loss of function decreases metabolic reactions.
HYPOTHERMIA
•can cause injury to peripheral tissues and
cardiovascular and respiratory systems.

•the most important effect of hypothermia is on


the heart

•cooling the heart influences the sinoatrial node


that can cause cardiac arrest.

•decreases respiratory rate and volume.


TREATMENT FOR
HYPOTHERMIA
Mild hypothermia

• treat by removing the person from the cold


environment and placing him/her at a room
temperature place.

• provide dry clothing and warm beverages.


Severe hypothermia

• Requires immediate medical attention to


avoid cardiac arrythmia.

• Need hospital facilities to revive the victim.


FROSTBITE

• Tissue damage due to

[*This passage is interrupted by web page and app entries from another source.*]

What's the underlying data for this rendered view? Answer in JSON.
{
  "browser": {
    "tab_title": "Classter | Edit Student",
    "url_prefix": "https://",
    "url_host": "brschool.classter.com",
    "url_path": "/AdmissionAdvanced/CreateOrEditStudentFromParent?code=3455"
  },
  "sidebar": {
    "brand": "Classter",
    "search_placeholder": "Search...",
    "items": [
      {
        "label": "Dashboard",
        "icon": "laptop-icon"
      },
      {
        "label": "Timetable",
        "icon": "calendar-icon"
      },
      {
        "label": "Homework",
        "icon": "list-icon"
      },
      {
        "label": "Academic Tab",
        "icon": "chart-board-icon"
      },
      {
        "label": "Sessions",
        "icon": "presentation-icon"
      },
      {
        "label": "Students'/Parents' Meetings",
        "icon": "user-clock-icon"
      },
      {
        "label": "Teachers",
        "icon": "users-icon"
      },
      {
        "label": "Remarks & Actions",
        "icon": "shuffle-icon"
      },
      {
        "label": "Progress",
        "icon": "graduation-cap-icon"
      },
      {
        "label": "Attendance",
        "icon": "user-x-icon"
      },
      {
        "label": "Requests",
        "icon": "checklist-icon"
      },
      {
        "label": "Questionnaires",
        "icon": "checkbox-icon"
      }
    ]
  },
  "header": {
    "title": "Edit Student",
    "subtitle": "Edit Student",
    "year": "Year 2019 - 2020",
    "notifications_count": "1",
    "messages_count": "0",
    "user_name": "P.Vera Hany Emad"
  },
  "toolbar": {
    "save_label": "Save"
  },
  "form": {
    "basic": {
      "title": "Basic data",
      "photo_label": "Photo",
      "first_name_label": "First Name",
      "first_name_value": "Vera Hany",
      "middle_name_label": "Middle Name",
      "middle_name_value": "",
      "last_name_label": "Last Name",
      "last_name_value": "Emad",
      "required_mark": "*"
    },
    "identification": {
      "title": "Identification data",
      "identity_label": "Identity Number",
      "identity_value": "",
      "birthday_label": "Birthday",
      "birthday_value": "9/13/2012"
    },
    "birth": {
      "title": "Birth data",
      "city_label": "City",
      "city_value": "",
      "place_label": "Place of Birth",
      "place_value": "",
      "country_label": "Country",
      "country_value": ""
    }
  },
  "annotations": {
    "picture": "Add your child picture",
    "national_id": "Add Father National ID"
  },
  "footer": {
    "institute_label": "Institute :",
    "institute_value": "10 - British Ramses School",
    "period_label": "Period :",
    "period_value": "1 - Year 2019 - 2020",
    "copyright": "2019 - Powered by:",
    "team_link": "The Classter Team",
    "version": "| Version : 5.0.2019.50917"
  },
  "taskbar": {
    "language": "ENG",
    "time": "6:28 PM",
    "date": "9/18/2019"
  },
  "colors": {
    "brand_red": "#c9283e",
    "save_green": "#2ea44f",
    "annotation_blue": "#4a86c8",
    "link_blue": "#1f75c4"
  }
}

prolonged cold exposure at
about -29 degrees celsius
or -20 degrees fahrenheit
FROSTBITE

• occurs due to the


decreased circulation to the
skin in an attempt to retain
body heat to the point that
the tissue receives
insufficient oxygen and
nutrients.
TREATMENT FOR FROSTBITE

• Immediate hospitalization is required.

• It should be left untreated until the can be


thawed.
Precautions for cold weather
training

Use adequate layers of clothing, but do not
overdress


Proper hydration


Knowing the wind direction


Planning of training
COLD ACCLIMATIZATION

• Studies have shown that chronic daily exposure to cold


water increases subcutaneous fat.

• Chronic exposure of the skin to cold environment can


provide greater tolerance and can increase vasodilation
and local warming.
Reference:

Wilmore, J., PhD., & Costill, D., PhD. (1994).


Physiology of sport and exercise. USA:
Human Kinetics.